• **WHAT THE EXERCISE ASKS**:
Return the listing exactly. Keep no pictures.

Start of SUPPLIED RECORDS

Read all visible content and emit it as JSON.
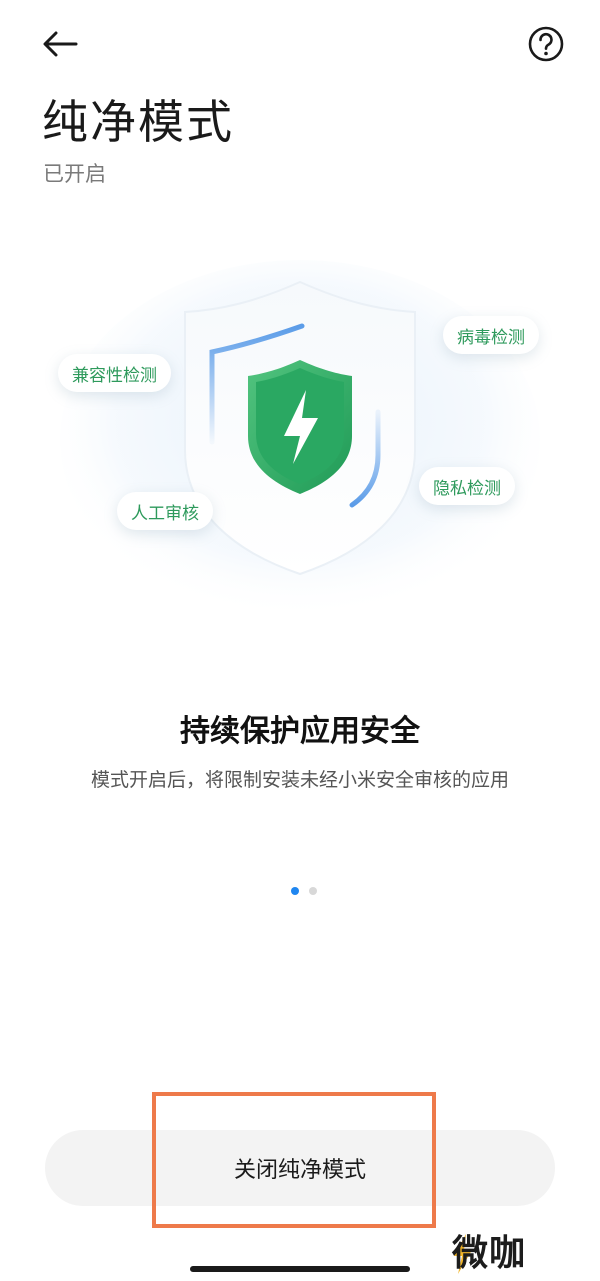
{
  "header": {
    "back_icon": "arrow-left-icon",
    "help_icon": "question-circle-icon",
    "title": "纯净模式",
    "status": "已开启"
  },
  "hero": {
    "icon": "shield-lightning-icon",
    "features": {
      "compatibility": "兼容性检测",
      "virus": "病毒检测",
      "manual_review": "人工审核",
      "privacy": "隐私检测"
    }
  },
  "content": {
    "headline": "持续保护应用安全",
    "description": "模式开启后，将限制安装未经小米安全审核的应用"
  },
  "pager": {
    "count": 2,
    "active_index": 0
  },
  "footer": {
    "close_button_label": "关闭纯净模式"
  },
  "watermark": {
    "text": "微咖"
  },
  "colors": {
    "accent_green": "#2e9a5c",
    "shield_green": "#34b06a",
    "pager_active": "#1f86f0",
    "highlight": "#ee7a4a",
    "button_bg": "#f3f3f3"
  }
}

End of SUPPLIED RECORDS

• **YOUR SOLUTION**:
Read all visible content and emit it as JSON.
{
  "header": {
    "back_icon": "arrow-left-icon",
    "help_icon": "question-circle-icon",
    "title": "纯净模式",
    "status": "已开启"
  },
  "hero": {
    "icon": "shield-lightning-icon",
    "features": {
      "compatibility": "兼容性检测",
      "virus": "病毒检测",
      "manual_review": "人工审核",
      "privacy": "隐私检测"
    }
  },
  "content": {
    "headline": "持续保护应用安全",
    "description": "模式开启后，将限制安装未经小米安全审核的应用"
  },
  "pager": {
    "count": 2,
    "active_index": 0
  },
  "footer": {
    "close_button_label": "关闭纯净模式"
  },
  "watermark": {
    "text": "微咖"
  },
  "colors": {
    "accent_green": "#2e9a5c",
    "shield_green": "#34b06a",
    "pager_active": "#1f86f0",
    "highlight": "#ee7a4a",
    "button_bg": "#f3f3f3"
  }
}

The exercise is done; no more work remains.